INSTRUCTIONS FOR THE TASK:
Print all of the data exactly as written.

[Interface dataset entries]
============================================================

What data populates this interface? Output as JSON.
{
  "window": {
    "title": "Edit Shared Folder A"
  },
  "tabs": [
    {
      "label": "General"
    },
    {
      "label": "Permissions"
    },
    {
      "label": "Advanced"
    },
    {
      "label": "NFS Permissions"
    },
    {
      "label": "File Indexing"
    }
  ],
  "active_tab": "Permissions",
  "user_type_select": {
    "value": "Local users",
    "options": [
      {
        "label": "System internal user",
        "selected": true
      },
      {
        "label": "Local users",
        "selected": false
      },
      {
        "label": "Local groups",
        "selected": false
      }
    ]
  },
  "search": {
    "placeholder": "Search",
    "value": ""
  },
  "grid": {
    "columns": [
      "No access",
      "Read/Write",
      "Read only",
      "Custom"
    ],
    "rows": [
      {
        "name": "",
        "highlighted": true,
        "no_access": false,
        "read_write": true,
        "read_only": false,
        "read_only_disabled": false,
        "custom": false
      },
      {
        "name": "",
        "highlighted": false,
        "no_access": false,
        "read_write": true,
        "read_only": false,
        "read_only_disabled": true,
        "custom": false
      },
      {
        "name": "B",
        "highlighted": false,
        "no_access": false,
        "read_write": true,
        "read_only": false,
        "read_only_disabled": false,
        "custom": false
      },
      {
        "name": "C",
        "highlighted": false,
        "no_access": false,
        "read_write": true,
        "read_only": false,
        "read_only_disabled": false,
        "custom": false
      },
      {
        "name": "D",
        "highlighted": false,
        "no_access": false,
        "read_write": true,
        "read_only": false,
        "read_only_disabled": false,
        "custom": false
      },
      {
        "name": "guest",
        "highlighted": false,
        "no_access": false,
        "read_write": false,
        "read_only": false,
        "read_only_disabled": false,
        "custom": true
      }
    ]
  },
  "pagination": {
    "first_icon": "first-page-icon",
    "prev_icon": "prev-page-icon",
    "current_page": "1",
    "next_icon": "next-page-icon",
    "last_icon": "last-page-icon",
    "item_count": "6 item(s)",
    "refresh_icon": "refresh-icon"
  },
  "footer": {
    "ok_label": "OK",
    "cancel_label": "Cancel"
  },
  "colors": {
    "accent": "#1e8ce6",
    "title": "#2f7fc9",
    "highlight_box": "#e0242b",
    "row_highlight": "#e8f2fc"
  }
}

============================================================

RESPONSE BELOW:
What data populates this interface? Output as JSON.
{
  "window": {
    "title": "Edit Shared Folder A"
  },
  "tabs": [
    {
      "label": "General"
    },
    {
      "label": "Permissions"
    },
    {
      "label": "Advanced"
    },
    {
      "label": "NFS Permissions"
    },
    {
      "label": "File Indexing"
    }
  ],
  "active_tab": "Permissions",
  "user_type_select": {
    "value": "Local users",
    "options": [
      {
        "label": "System internal user",
        "selected": true
      },
      {
        "label": "Local users",
        "selected": false
      },
      {
        "label": "Local groups",
        "selected": false
      }
    ]
  },
  "search": {
    "placeholder": "Search",
    "value": ""
  },
  "grid": {
    "columns": [
      "No access",
      "Read/Write",
      "Read only",
      "Custom"
    ],
    "rows": [
      {
        "name": "",
        "highlighted": true,
        "no_access": false,
        "read_write": true,
        "read_only": false,
        "read_only_disabled": false,
        "custom": false
      },
      {
        "name": "",
        "highlighted": false,
        "no_access": false,
        "read_write": true,
        "read_only": false,
        "read_only_disabled": true,
        "custom": false
      },
      {
        "name": "B",
        "highlighted": false,
        "no_access": false,
        "read_write": true,
        "read_only": false,
        "read_only_disabled": false,
        "custom": false
      },
      {
        "name": "C",
        "highlighted": false,
        "no_access": false,
        "read_write": true,
        "read_only": false,
        "read_only_disabled": false,
        "custom": false
      },
      {
        "name": "D",
        "highlighted": false,
        "no_access": false,
        "read_write": true,
        "read_only": false,
        "read_only_disabled": false,
        "custom": false
      },
      {
        "name": "guest",
        "highlighted": false,
        "no_access": false,
        "read_write": false,
        "read_only": false,
        "read_only_disabled": false,
        "custom": true
      }
    ]
  },
  "pagination": {
    "first_icon": "first-page-icon",
    "prev_icon": "prev-page-icon",
    "current_page": "1",
    "next_icon": "next-page-icon",
    "last_icon": "last-page-icon",
    "item_count": "6 item(s)",
    "refresh_icon": "refresh-icon"
  },
  "footer": {
    "ok_label": "OK",
    "cancel_label": "Cancel"
  },
  "colors": {
    "accent": "#1e8ce6",
    "title": "#2f7fc9",
    "highlight_box": "#e0242b",
    "row_highlight": "#e8f2fc"
  }
}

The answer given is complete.